film profile], the documentary portrait of Magnus Carlsen, the youngest ever World Chess Champion, launched at the ongoing Tribeca Film Festival in New York (13-24 April).
Among the NFTF-backed TV series are Swedish pubcaster SVT’s Midnight Sun (with France’s Canal+) and Norwegian pubcaster NRK’s Nobel, which were both selected for Paris’ current Séries Mania Co-Production Market at the Forum des Images (15-24 April).
Scripted by Mette Bølstad and Stephen Uhland, directed by Per Olav Sørensen and produced by Håkon Briseid for Norway’s Monster Scripted, Nobel (8 x 45 mins) stars Aksel Hennie as a Norwegian soldier who returns from service in Afghanistan. That same night, he sings lullabies by his son’s bed, but the next day, he fatally stabs an Afghani, apparently saving a woman’s life. But there is more to it than that: he has brought war home with him.
The first TV drama co-produced by Sweden and France, Midnight Sun (8 x 52 mins), stars French actress Leïla Bekhti as a French police officer who goes to Kiruna in northern Sweden to investigate the murder of a Frenchman. Created by Swedish directors Måns Mårlind and Björn Stein, it was produced by Sweden’s Nice Drama (MTG), and France’s Atlantique Productions and GMT-Lagardère Entertainment.

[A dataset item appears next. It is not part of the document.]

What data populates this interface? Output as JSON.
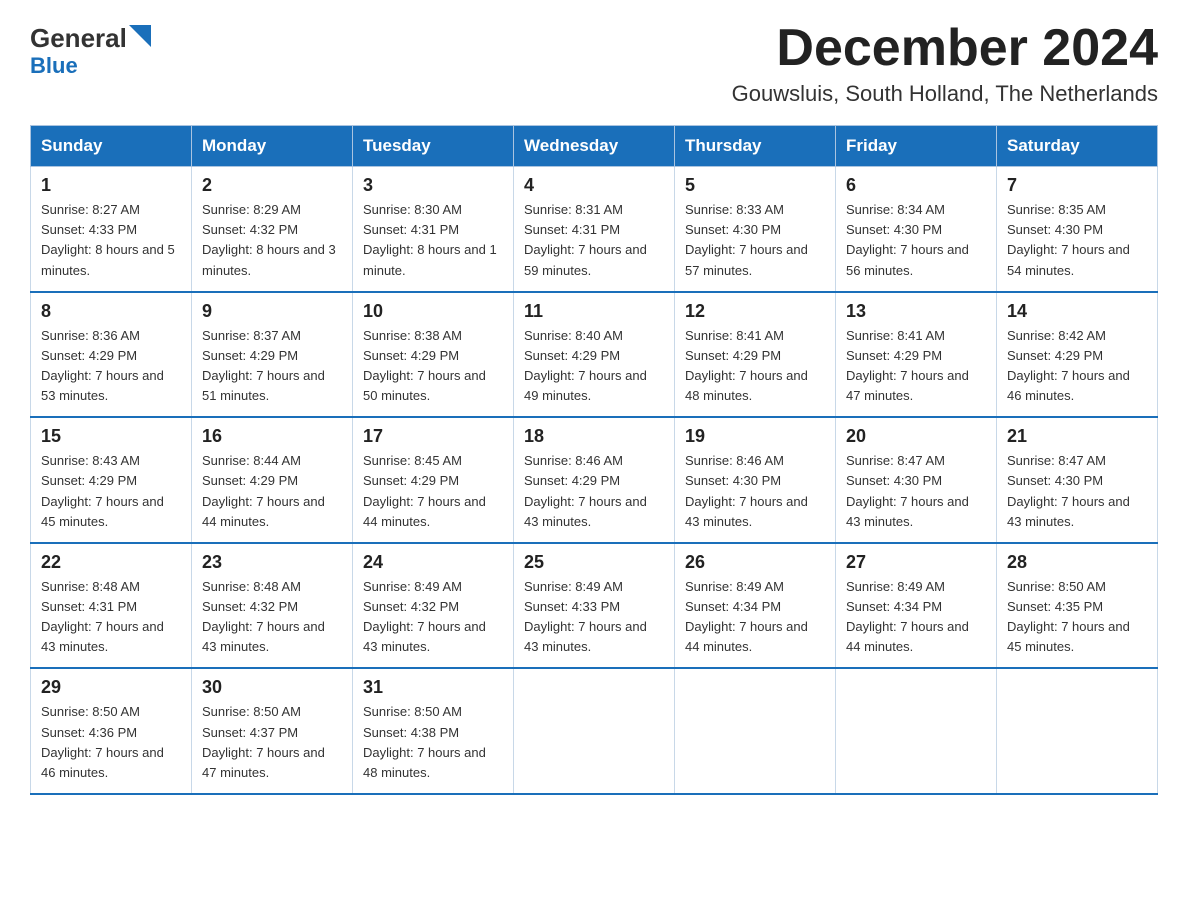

In order to further detect the local and international performance of Nordic films and TV series, last year the Nordisk Film & TV Fond published Nordic Films Crossing Borders, which concluded that NFTF support is a kind of quality hallmark on a production. “Nearly 80% of the titles we have funded were not only released domestically, but in another Nordic country as well,” Kemppinen explained.